Okay. We admit it. We were wrong. We thought that there would be a veritable rush on Congress the minute the Grokster decision was handed down to codify around the margins of ruling. We thought that Congress would feel it necessary to get laws on the books pronto to codify how content owners get paid in a free-wheeling P2P world, how those elusive, but well known "bad-actors" get punished and how innovation and technology can continue to flourish within any sort of newly created statutory structure.
We also thought that the RIAA and MPAA would pull an Induce Act and be the first to write a draft that would be so extreme that any compromise would be decidedly tilted in the favor of the entertainment industry.
Yet, the congressional silence has been deafening since last month's ruling.
The CNET piece notes:
Justice Stephen Breyer in his concurring opinion on the MGM v. Grokster case noted that "the legislative option remains available." But so far, members of Congress have applauded the court's unanimous opinion and indicated they plan to leave rule-making to the lower courts for now.
And that's the way it should be, said Don Verrilli, who argued the high court case on behalf of the entertainment industry.
"This is not the time for intervention by Congress," Verrilli said, because the Supreme Court set a "common sense standard" that gives the lower courts sufficient fodder to tackle illicit behavior. "I think (the) court has done a good job in striking the balance with the standard of inducement that it has set forth here."
Somewhat ironically, it's the EFF that is now pushing for legislation. CNET's Ann Broache paraphrases their suggested approaches as conveyed by the attorney Fred van Lohmann:
First, Congress should implement a "collective licensing" system for peer-to-peer file sharing, wherein users would pay a "reasonable fee," which would in turn be passed on to the copyright holders. Second, lawmakers should scrap the idea of statutory damages--that is, money awarded to copyright owners because of provisions in the law--but leave open the option of awarding actual damages and injunctions through the court action.
InternetNews also quotes Lohmann giving the bottom line on why Hollywood and the tech world need to come together to reach a compromise outside of the lower court process:
"Congress needs to clear the way for collective licensing of P2P file sharing, allowing P2P users to pay a reasonable fee to 'get legit,'" von Lohmann said. "Today, one in five American Internet users are downloading from P2P networks, despite more than 12,000 lawsuits filed by the entertainment industry. More lawsuits will not resolve the P2P dilemma."
Corante's Alex Wexelblatt responds to Lohmann's legislative siren:
Von Lohmann seems to want Congress to legislate a new "bright line" that would clearly establish clear protection for inventors and innovators. An admirable goal, but considering how godawful most of the IP-related legislation emerging from Congress has been in the past 10 years I'd class this as a foolish wish.

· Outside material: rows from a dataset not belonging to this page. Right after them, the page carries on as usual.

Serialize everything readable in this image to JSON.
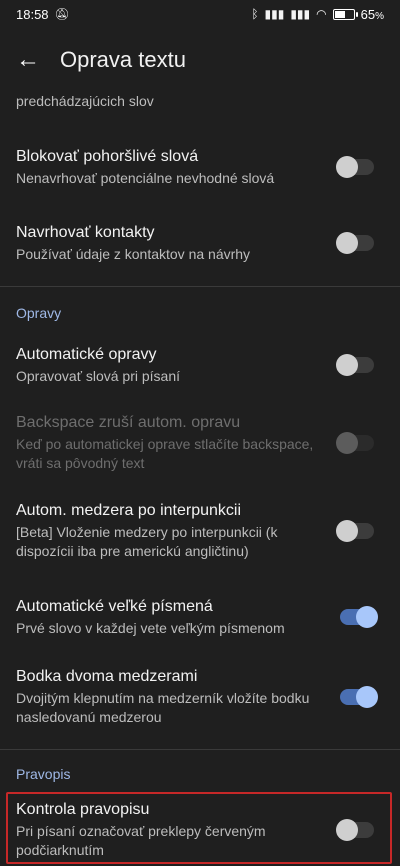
{
  "status_bar": {
    "time": "18:58",
    "battery": "65",
    "battery_unit": "%",
    "icons": [
      "muted-bell-icon",
      "bluetooth-icon",
      "signal-icon",
      "signal-icon",
      "wifi-icon",
      "battery-icon"
    ]
  },
  "header": {
    "title": "Oprava textu",
    "back_icon": "arrow-left-icon"
  },
  "top_partial": {
    "subtitle": "predchádzajúcich slov"
  },
  "items": [
    {
      "id": "block-offensive",
      "title": "Blokovať pohoršlivé slová",
      "subtitle": "Nenavrhovať potenciálne nevhodné slová",
      "enabled": false,
      "disabled": false
    },
    {
      "id": "suggest-contacts",
      "title": "Navrhovať kontakty",
      "subtitle": "Používať údaje z kontaktov na návrhy",
      "enabled": false,
      "disabled": false
    }
  ],
  "sections": {
    "corrections": "Opravy",
    "spellcheck": "Pravopis"
  },
  "corrections_items": [
    {
      "id": "auto-correct",
      "title": "Automatické opravy",
      "subtitle": "Opravovať slová pri písaní",
      "enabled": false,
      "disabled": false
    },
    {
      "id": "backspace-undo",
      "title": "Backspace zruší autom. opravu",
      "subtitle": "Keď po automatickej oprave stlačíte backspace, vráti sa pôvodný text",
      "enabled": false,
      "disabled": true
    },
    {
      "id": "auto-space",
      "title": "Autom. medzera po interpunkcii",
      "subtitle": "[Beta] Vloženie medzery po interpunkcii (k dispozícii iba pre americkú angličtinu)",
      "enabled": false,
      "disabled": false
    },
    {
      "id": "auto-caps",
      "title": "Automatické veľké písmená",
      "subtitle": "Prvé slovo v každej vete veľkým písmenom",
      "enabled": true,
      "disabled": false
    },
    {
      "id": "double-space-period",
      "title": "Bodka dvoma medzerami",
      "subtitle": "Dvojitým klepnutím na medzerník vložíte bodku nasledovanú medzerou",
      "enabled": true,
      "disabled": false
    }
  ],
  "spell_items": [
    {
      "id": "spell-check",
      "title": "Kontrola pravopisu",
      "subtitle": "Pri písaní označovať preklepy červeným podčiarknutím",
      "enabled": false,
      "disabled": false
    }
  ],
  "colors": {
    "background": "#1f1f1f",
    "section_label": "#9fb8e6",
    "toggle_on": "#a8c7fa",
    "highlight": "#c62828"
  }
}
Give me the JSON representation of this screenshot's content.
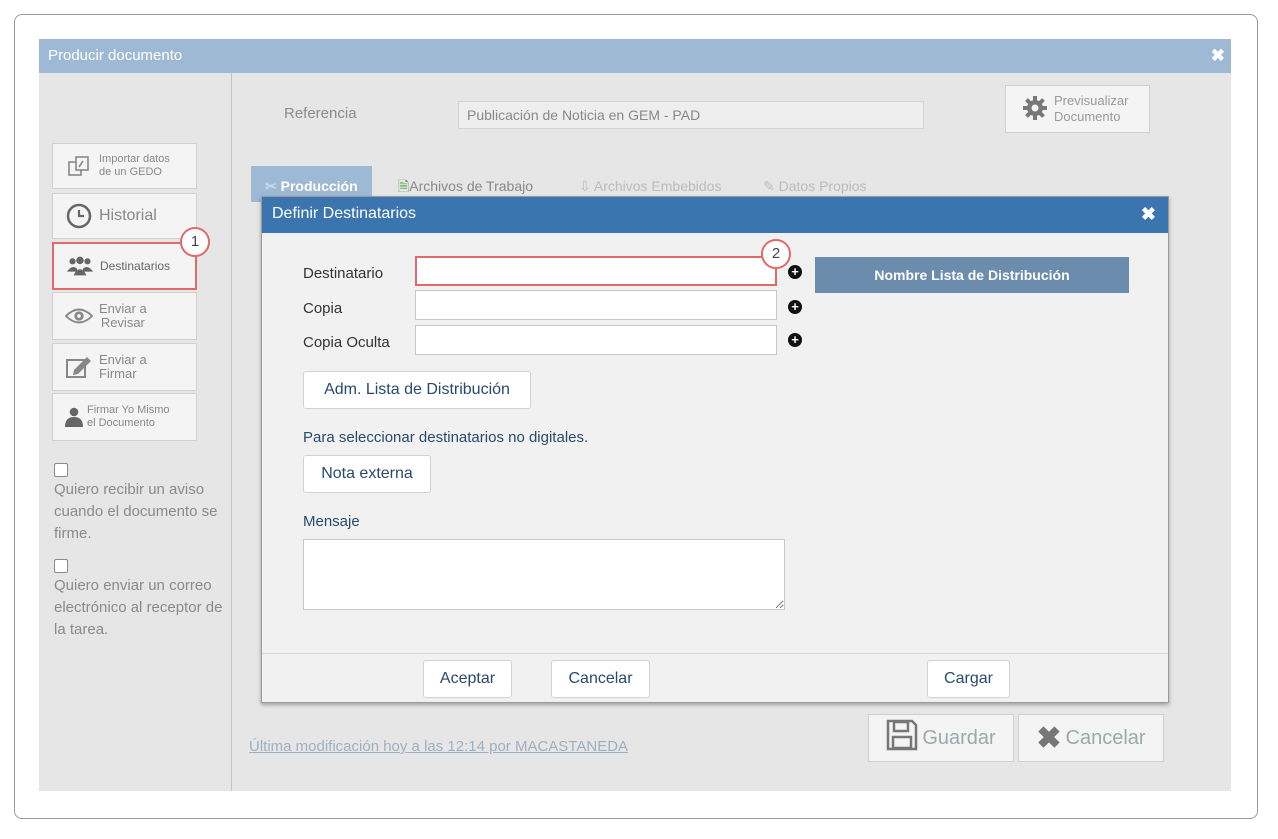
{
  "window": {
    "title": "Producir documento"
  },
  "sidebar": {
    "import": {
      "line1": "Importar datos",
      "line2": "de un GEDO"
    },
    "historial": "Historial",
    "destinatarios": "Destinatarios",
    "enviar_revisar": {
      "line1": "Enviar a",
      "line2": "Revisar"
    },
    "enviar_firmar": {
      "line1": "Enviar a",
      "line2": "Firmar"
    },
    "firmar_yo": {
      "line1": "Firmar Yo Mismo",
      "line2": "el Documento"
    },
    "checkbox1": "Quiero recibir un aviso cuando el documento se firme.",
    "checkbox2": "Quiero enviar un correo electrónico al receptor de la tarea."
  },
  "badges": {
    "b1": "1",
    "b2": "2"
  },
  "header": {
    "referencia_label": "Referencia",
    "referencia_value": "Publicación de Noticia en GEM - PAD",
    "preview": {
      "line1": "Previsualizar",
      "line2": "Documento"
    }
  },
  "tabs": [
    {
      "label": "Producción"
    },
    {
      "label": "Archivos de Trabajo"
    },
    {
      "label": "Archivos Embebidos"
    },
    {
      "label": "Datos Propios"
    }
  ],
  "footer": {
    "last_modified": "Última modificación hoy a las 12:14 por MACASTANEDA",
    "guardar": "Guardar",
    "cancelar": "Cancelar"
  },
  "modal": {
    "title": "Definir Destinatarios",
    "destinatario_label": "Destinatario",
    "copia_label": "Copia",
    "copia_oculta_label": "Copia Oculta",
    "destinatario_value": "",
    "copia_value": "",
    "copia_oculta_value": "",
    "dist_header": "Nombre Lista de Distribución",
    "adm_button": "Adm. Lista de Distribución",
    "no_digital_text": "Para seleccionar destinatarios no digitales.",
    "nota_button": "Nota externa",
    "mensaje_label": "Mensaje",
    "mensaje_value": "",
    "aceptar": "Aceptar",
    "cancelar": "Cancelar",
    "cargar": "Cargar"
  }
}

Congress doesn't seem inclined to act in any case, which means we're likely going to have to go back to a series of lower-court cases and appeals to try and establish what Grokster's "intention" standard means. Even if we got a bright line, that doesn't mean it would necessarily be a better or more sensible situation
What's a little surprising to us is that EFF has so aggressively moved from representing the Groksters and StreamCasts of the world to speaking in the name of the Apples and the Microsofts. It's perhaps a wise political move by EFF, but why are they filling the industry void on post decision comment?